From: Stephen Stepenuck <sstepenuck**At_Symbol_Here**>
Subject: Re: [DCHAS-L] Organizing for lab safety programs
Date: Tue, 13 Jul 2021 02:06:44 -0400
Reply-To: ACS Division of Chemical Health and Safety <DCHAS-L**At_Symbol_Here**Princeton.EDU>
Message-ID: DD129B7E.65CA9%sstepenuck**At_Symbol_Here**

Firstly, I applaud the move toward focusing on a safety culture. That is
critical and wise [--and was very long overdue].
One thing that impressed me then and now is that at one company I was in,
service on the safety committee was required and rotational, i.e. everyone
had to serve, thus even the 3resisters2 or those who thought 3the safety
people will take care of it2 had to focus on and deal with the current
safety or health issues for that department or section. My recollection
is that terms were relatively short, [maybe one quarter?] so that it was
not that long since any one person had last served, or would serve again.
Another aspect of safety organization?-interestingly at the same
company--that impressed me was that in each section was displayed a
picture of that section1s current rep to the larger unit safety committee,
so even the newest employee knew by sight and name the person to whom s/he
could bring a question, concern, or suggestion.

I have no data on how those policies worked, and they don1t fit any of
your three approaches, but at least the rotational idea might help improve
some attitudes via required communication.

Good luck!
Steve Stepenuck
Keene State College, ret.

You wrote:

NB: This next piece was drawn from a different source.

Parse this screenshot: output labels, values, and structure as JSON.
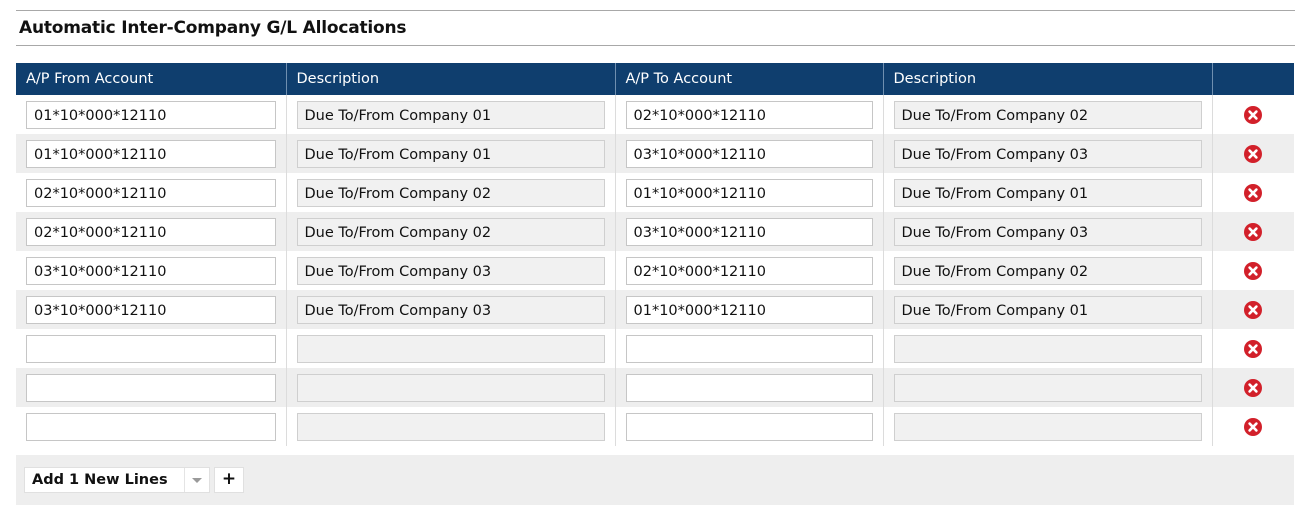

>I am helping to develop a fall CHAS workshop on building safety cultures
>in labs and one topic we would like to cover is ways of organizing groups
>to support proactive safety cultures in the academic lab setting.
>At broad level, the three approachs we are considering discussing are:
>- Traditional safety committees (at all of the various scales that they
>arise - department, college, institutional);
>- Laboratory Safety Teams (active groups of lab workers who focus on
>safety); and
>- Embedded safety professionals (departmental staff whose job assignments
>include a significant portion of safety responsibilities)
>I would be interested in people who have experience with one or another
>of these approaches to lab safety culture as to what are the top three
>pros and cons of each approach. This is still a rapidly evolving field
>with many different variations, so I would appreciate as diverse a set of
>replies as possible in thinking about what to highlight in the workshop.
>Thanks for sharing any thoughts on this.
>- Ralph
>Ralph Stuart, CIH, CCHO
>Environmental Safety Manager
>Keene State College
>603 358-2859
>For more information about the DCHAS-L e-mail list, contact the
>Divisional membership chair at membership**At_Symbol_Here**
>Follow us on Twitter **At_Symbol_Here**acsdchas

For more information about the DCHAS-L e-mail list, contact the Divisional membership chair at membership**At_Symbol_Here**
Follow us on Twitter **At_Symbol_Here**acsdchas

Previous post   |  Top of Page   |   Next post

The content of this page reflects the personal opinion(s) of the author(s) only, not the American Chemical Society, ILPI, Safety Emporium, or any other party. Use of any information on this page is at the reader's own risk. Unauthorized reproduction of these materials is prohibited. Send questions/comments about the archive to
The maintenance and hosting of the DCHAS-L archive is provided through the generous support of Safety Emporium.